### Exercise brief
Find every line in the records below that contains "录取查询", and copy it.

### Dataset extract
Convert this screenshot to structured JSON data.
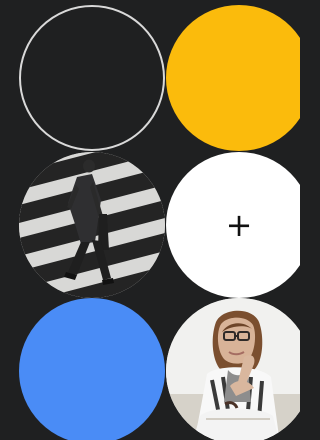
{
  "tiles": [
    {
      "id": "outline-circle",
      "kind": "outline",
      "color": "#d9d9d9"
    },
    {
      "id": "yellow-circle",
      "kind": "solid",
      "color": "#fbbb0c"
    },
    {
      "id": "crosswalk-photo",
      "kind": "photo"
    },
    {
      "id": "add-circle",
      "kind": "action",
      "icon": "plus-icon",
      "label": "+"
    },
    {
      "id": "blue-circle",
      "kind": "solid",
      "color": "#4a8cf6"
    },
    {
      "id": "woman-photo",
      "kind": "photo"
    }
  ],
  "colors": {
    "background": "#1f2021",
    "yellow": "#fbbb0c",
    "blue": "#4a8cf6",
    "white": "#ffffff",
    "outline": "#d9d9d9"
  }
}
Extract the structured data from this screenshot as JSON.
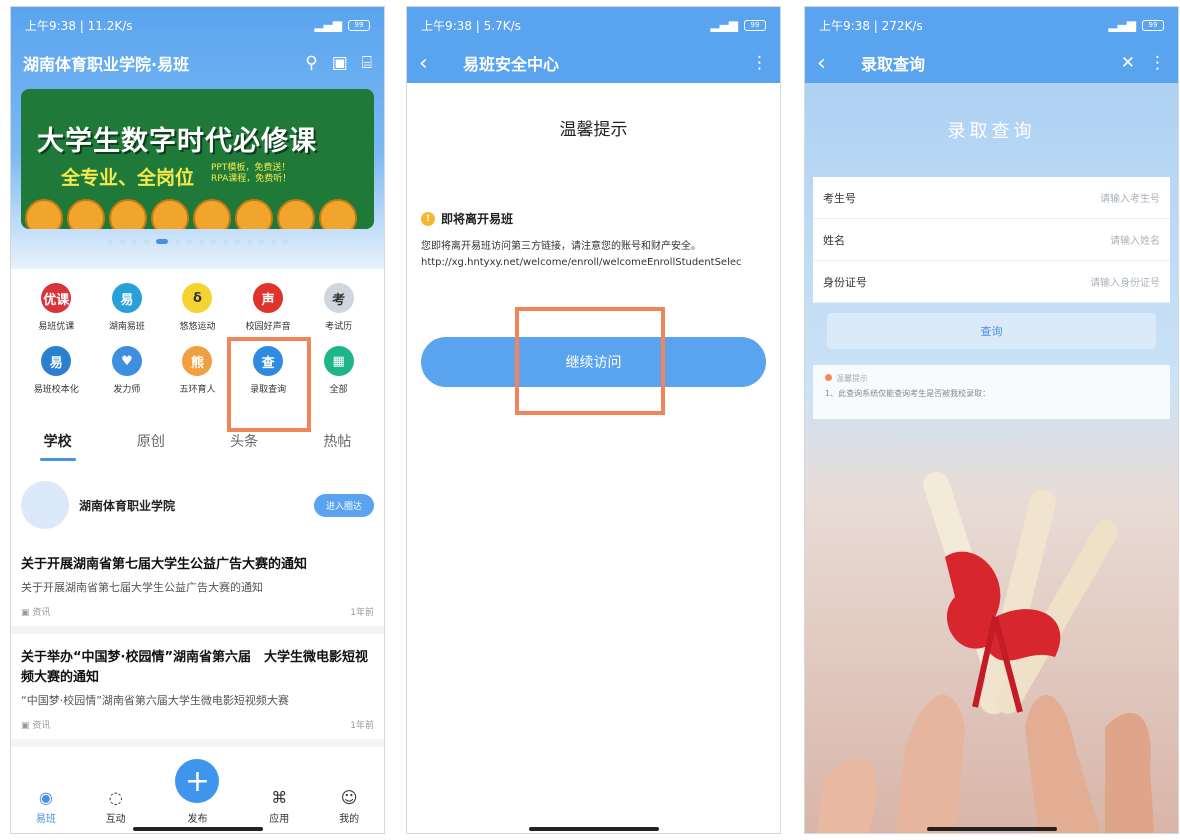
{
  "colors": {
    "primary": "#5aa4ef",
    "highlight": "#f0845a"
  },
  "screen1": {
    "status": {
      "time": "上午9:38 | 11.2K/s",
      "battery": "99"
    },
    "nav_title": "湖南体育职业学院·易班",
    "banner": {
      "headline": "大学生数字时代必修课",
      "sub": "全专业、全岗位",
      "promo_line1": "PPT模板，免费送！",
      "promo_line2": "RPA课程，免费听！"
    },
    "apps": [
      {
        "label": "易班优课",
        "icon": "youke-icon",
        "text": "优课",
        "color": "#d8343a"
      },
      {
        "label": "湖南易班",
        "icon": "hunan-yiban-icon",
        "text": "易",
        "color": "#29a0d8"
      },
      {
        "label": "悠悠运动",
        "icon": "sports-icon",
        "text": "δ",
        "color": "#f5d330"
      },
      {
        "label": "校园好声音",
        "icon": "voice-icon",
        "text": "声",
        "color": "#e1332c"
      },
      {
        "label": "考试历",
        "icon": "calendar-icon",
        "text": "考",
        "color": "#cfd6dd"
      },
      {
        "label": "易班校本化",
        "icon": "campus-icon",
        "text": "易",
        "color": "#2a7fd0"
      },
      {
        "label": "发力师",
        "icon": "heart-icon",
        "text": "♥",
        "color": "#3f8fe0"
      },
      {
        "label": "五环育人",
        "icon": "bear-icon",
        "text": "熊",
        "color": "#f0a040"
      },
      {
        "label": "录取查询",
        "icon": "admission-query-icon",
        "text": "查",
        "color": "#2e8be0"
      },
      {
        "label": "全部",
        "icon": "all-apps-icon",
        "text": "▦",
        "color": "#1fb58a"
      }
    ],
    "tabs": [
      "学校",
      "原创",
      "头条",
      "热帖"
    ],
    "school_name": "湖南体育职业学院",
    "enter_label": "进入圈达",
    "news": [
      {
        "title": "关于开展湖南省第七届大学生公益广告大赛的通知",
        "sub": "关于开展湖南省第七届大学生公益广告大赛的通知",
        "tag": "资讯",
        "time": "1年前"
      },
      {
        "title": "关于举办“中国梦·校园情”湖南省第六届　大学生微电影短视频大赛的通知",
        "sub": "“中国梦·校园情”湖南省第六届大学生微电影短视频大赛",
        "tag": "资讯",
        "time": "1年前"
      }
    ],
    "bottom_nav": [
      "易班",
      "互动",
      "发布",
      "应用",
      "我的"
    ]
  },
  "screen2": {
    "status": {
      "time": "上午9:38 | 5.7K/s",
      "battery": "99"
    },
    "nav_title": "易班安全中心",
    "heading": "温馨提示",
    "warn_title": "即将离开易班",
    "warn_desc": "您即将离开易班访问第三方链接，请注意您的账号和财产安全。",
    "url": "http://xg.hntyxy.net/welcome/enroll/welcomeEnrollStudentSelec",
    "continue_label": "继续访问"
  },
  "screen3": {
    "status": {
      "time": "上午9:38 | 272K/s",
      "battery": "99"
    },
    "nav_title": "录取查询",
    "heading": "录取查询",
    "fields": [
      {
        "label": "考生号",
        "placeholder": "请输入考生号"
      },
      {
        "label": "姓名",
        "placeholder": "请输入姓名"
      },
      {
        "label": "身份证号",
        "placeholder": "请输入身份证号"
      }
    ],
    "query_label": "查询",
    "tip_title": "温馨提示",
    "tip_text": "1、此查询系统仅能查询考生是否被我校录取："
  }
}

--

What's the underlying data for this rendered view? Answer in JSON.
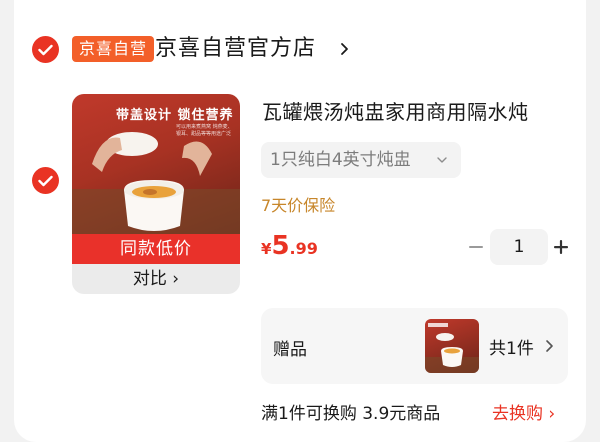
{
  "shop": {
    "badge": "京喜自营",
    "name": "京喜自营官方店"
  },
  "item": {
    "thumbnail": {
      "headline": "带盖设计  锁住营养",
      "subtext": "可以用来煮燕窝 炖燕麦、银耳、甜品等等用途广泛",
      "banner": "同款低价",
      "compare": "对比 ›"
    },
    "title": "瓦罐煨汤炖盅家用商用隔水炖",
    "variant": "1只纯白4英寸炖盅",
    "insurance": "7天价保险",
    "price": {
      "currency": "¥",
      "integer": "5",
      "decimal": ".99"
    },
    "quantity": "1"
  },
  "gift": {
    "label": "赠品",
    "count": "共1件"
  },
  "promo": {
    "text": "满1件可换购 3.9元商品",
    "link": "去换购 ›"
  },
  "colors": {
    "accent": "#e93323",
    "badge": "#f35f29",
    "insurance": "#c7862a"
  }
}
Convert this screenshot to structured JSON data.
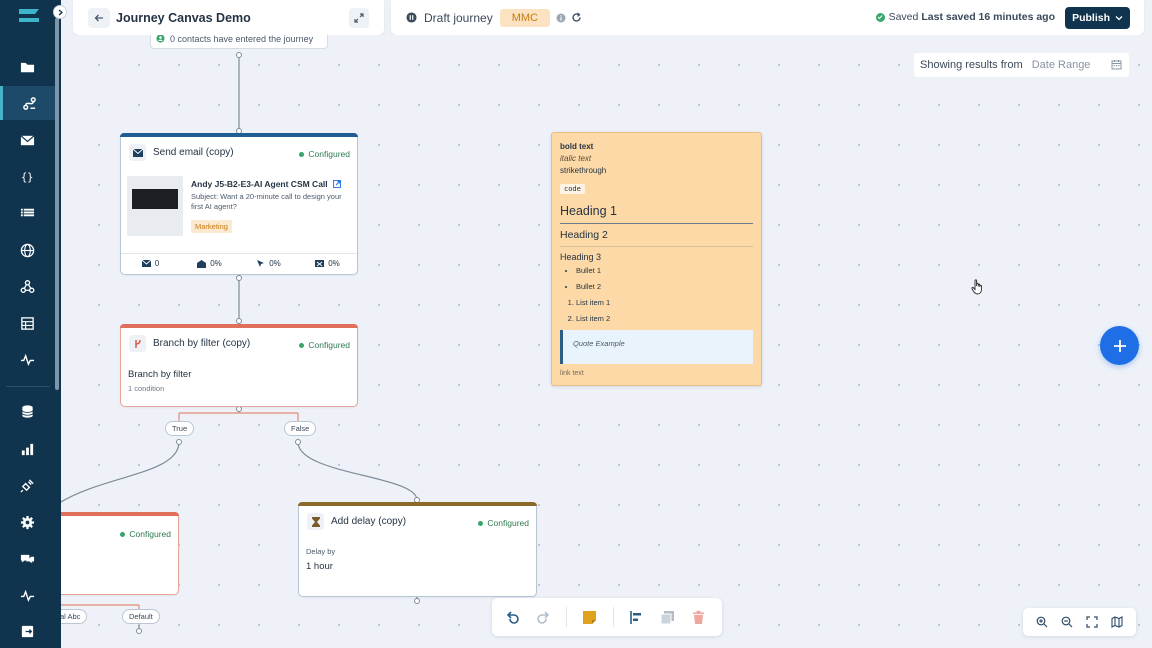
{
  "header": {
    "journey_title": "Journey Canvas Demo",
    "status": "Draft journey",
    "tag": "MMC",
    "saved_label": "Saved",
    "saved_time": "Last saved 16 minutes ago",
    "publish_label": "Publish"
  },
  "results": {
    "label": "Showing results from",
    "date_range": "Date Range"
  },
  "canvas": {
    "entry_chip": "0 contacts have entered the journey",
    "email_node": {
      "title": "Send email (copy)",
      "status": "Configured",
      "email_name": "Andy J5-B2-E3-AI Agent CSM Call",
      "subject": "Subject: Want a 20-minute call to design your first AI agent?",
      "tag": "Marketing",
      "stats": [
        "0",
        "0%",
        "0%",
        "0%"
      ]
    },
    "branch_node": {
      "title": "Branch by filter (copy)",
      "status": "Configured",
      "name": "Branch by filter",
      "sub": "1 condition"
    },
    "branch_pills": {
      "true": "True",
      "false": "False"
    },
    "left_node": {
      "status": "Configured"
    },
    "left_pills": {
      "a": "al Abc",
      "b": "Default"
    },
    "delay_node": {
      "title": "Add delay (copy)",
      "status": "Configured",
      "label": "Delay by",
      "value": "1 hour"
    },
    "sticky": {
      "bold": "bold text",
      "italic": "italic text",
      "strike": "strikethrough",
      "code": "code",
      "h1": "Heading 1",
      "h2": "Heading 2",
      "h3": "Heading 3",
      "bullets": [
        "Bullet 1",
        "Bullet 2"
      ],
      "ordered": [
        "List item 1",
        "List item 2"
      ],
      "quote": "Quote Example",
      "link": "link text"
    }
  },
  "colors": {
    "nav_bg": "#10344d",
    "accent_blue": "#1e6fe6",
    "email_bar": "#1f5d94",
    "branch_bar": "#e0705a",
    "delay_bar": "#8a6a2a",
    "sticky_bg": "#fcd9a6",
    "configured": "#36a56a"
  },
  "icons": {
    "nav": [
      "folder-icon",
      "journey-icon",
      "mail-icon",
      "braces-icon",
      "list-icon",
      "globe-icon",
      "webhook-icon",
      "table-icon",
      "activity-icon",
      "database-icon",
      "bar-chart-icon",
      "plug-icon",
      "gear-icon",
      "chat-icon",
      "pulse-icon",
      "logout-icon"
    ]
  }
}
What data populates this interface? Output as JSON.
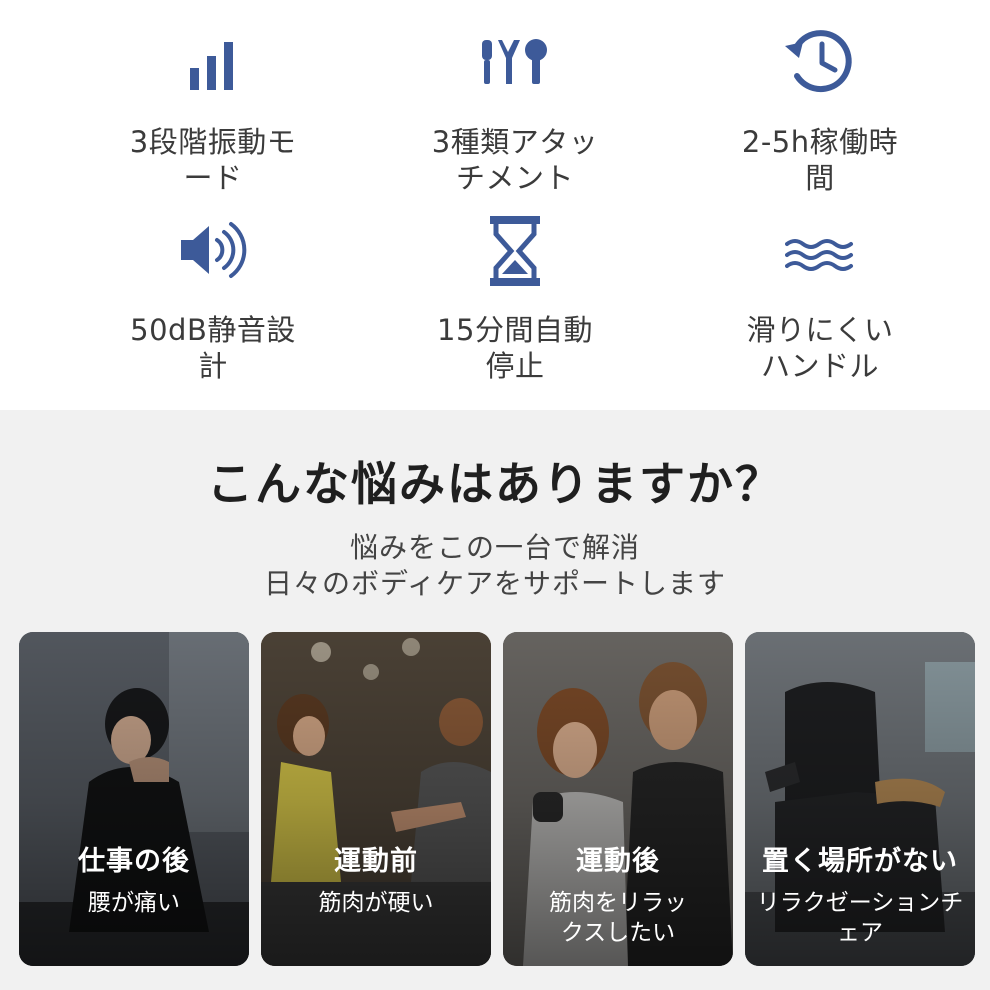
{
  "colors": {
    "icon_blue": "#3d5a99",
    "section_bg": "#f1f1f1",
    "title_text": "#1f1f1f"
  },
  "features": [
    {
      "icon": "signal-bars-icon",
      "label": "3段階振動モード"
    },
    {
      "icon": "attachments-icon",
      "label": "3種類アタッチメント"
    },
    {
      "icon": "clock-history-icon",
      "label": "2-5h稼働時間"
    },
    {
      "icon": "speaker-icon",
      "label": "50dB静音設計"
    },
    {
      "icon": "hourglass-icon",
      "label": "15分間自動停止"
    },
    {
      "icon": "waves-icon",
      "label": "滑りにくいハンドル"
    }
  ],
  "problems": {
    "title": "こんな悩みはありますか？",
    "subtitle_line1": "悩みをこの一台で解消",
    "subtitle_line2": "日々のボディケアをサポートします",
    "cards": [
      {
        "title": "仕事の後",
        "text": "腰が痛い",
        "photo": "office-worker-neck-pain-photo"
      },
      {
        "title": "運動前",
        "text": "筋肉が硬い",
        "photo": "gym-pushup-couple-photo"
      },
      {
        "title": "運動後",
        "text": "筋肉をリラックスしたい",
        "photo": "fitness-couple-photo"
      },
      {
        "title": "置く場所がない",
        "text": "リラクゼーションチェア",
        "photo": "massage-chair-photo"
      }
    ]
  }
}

### Output for this exercise
        "label": "录取查询",
    "nav_title": "录取查询",
    "heading": "录取查询",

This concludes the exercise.